A recent exam question went as follows:
- $A$ is an infinite recursively enumerable set. Prove that $A$ has an infinite recursive subset.
- Let $C$ be an infinite recursive subset of $A$. Must $C$ have a subset that is not recursively enumerable?
I answered 1. already. Regarding 2., I answered affirmatively and argued as follows.
Suppose that all the subsets of $C$ were recursively enumerable. Since $C$ is infinite, the power set of $C$ is uncountable, so by assumption there would be uncountably many recursively enumerable sets. But the recursively enumerable sets are in one-to-one correspondence with the Turing machines that recognize them, and Turing machines are enumerable. Contradiction.
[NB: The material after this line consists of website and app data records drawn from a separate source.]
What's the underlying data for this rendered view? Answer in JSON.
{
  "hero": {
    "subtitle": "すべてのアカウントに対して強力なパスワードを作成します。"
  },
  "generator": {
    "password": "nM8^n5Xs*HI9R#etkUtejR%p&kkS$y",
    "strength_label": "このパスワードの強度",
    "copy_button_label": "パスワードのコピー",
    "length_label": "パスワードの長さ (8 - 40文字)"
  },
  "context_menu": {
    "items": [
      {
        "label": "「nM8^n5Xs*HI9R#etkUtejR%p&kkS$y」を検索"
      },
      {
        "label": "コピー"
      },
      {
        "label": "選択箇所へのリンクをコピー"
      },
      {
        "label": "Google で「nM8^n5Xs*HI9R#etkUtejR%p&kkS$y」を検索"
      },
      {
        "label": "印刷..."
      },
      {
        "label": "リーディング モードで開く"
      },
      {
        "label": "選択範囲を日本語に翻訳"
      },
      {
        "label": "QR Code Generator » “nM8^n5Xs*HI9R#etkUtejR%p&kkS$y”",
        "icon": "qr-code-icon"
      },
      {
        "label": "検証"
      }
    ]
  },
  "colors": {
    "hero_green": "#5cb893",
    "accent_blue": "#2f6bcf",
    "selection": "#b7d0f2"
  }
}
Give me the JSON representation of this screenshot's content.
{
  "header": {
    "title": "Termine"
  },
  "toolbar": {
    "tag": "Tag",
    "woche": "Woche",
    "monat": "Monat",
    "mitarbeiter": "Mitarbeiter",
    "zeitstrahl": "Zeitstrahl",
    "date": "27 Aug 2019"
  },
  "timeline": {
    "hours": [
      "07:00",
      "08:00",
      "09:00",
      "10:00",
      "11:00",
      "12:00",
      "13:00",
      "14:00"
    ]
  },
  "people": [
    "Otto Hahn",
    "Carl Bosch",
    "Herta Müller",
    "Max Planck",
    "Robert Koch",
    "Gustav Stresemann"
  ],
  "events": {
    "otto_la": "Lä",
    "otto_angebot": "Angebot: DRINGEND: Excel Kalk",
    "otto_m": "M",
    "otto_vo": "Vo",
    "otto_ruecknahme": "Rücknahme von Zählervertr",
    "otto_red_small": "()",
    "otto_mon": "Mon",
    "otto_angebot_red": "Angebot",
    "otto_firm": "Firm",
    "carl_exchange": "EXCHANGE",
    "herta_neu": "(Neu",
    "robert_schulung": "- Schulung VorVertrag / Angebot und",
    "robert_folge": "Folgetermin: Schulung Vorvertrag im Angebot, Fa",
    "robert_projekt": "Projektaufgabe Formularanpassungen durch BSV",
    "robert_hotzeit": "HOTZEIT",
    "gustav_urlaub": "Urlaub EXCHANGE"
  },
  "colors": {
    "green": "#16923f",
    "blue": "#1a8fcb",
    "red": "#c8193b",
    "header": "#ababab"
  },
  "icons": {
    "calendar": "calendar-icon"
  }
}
So $C$ must have a subset that is not recursively enumerable.
Is this correct?